One-Family Nation

In the beginning 1970s, in what has been named the quiet revolution in controlling land usesome states have begun to regain power over the zoning they had ceded to cities and towns. In 1973Oregon created urban growth limits”―a demarcation line between urban and rural land uses―around each of its cities, as well as other measures to contain growth and prevent sprawl.

Our research shows that this approach has helped contain urban growth and promote more efficient land use. Single-family density within the urban growth boundary, measured in single-family housing units per acre, has steadily increased since the zones were created. Statewide single-family density increase 22% from 1993 for 2012.

The Eugene, Oregon urban growth boundary has protected land just outside the city limits from development, but single-family residential land constitutes 87% residential land within boundaries. (Photo provided by Oregon Imagery Explorer / http://​imagery​.ore​gonex​plor​er​.info/ )

However, the spreading exists within the limits of urban growth. We have found that land exclusively zoned for single-family homes can only hold a maximum of eight to ten units per acre. And as demand for homes outstrips supply, low-income families are pushed to cheaper areas away from their jobs. Ready for growtha national coalition that advocates denser development, believes that only 89 homes were built in Oregon for each 100 households formed from 2000 by 2015.

In short, housing is becoming more and more expensive. A 2019 A Harvard study concluded that the supply of low-cost rental housing (less than $800 per month) in Oregon decreased by 44% between 1990 and 2017. Today 63% of Oregon Dwellings is individual houses or isolated single-family units.

Housing difficulties make smaller homes more desirable

These problems are not limited to Oregon. According to the Harvard Joint Center on Housing, 47% of renter households nationwide pay more … than 30% of their income in housing costs. And new residential construction remains below before20082009 rate during a recession.

Included between 2000and 2015United States by-product7 . 3 million homes, meaning families across the country are struggling to find affordable, available housing. This shortage lasted22States and the District of Columbia.

Officials acknowledge that only allowing single-family homes creates equity issues. Single-family zoning segregated neighborhoods after World War II by excluding African American families, who could not afford single-family homes, from middle-class white neighborhoods.
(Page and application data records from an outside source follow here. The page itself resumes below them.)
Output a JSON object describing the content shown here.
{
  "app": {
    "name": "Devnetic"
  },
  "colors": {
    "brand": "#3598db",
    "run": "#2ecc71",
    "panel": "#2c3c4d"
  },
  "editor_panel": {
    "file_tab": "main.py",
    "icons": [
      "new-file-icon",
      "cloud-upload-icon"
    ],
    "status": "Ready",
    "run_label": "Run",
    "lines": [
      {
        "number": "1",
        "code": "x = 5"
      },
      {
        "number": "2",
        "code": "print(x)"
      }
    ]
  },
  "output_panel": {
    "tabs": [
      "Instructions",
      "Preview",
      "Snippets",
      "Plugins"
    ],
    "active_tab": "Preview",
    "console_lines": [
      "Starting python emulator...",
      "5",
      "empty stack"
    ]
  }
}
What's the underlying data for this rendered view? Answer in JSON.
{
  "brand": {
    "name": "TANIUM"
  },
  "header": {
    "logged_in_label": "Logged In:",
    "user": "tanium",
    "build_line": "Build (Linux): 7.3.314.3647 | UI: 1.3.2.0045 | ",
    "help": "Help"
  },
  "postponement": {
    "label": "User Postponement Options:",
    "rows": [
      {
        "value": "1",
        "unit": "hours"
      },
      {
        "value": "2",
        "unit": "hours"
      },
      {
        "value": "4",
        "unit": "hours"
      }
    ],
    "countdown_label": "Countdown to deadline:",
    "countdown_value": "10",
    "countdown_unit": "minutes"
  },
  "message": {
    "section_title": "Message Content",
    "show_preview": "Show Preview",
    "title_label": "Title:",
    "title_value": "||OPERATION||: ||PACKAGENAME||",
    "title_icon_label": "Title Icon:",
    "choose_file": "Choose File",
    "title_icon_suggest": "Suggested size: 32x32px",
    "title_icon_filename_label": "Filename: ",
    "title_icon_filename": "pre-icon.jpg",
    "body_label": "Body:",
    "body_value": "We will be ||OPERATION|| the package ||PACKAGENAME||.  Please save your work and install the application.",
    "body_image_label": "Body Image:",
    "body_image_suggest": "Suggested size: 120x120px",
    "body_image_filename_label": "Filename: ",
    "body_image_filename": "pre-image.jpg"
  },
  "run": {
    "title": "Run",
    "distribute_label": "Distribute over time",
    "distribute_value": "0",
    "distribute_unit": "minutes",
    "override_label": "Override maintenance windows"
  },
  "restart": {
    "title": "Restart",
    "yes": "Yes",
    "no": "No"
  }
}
Today, the demand for smaller, connected homes, including duplexes, triplexes and quadplexes, within walking distance of services is increasing. People like to live like this, but as an architect and urban planner Daniel Paroleck showed, regulatory hurdles deter builders from producing more of these types of housing, what he calls the middle missing.” As Parolek points out, many of the various housing types that are common in older neighborhoods, such as duplexes and triplexes, are illegal under most current zoning codes.

A small but important start

All of these factors have contributed to lead Minneapolis and Oregon to move away from single-family zoning and allow more types of housing. But despite all the attention these actions have received, we expect them to have a modest impact.

Housing markets are complex and are affected by much more than zoning. A key question is whether costs will come down if policy makers encourage the construction of various missing housing types.

But that doesn’t mean that changing zoning policies is wrong. Promoting the construction of a wider range of housing creates more vibrant neighborhoods, reduces the conversion of agricultural and forest land for suburban development, lowers infrastructure costs, and provides more equitable housing opportunities for all.

Editor’s Note: This article is republished from The conversation under Creative Commons license. Read it original article.

Comments are closed.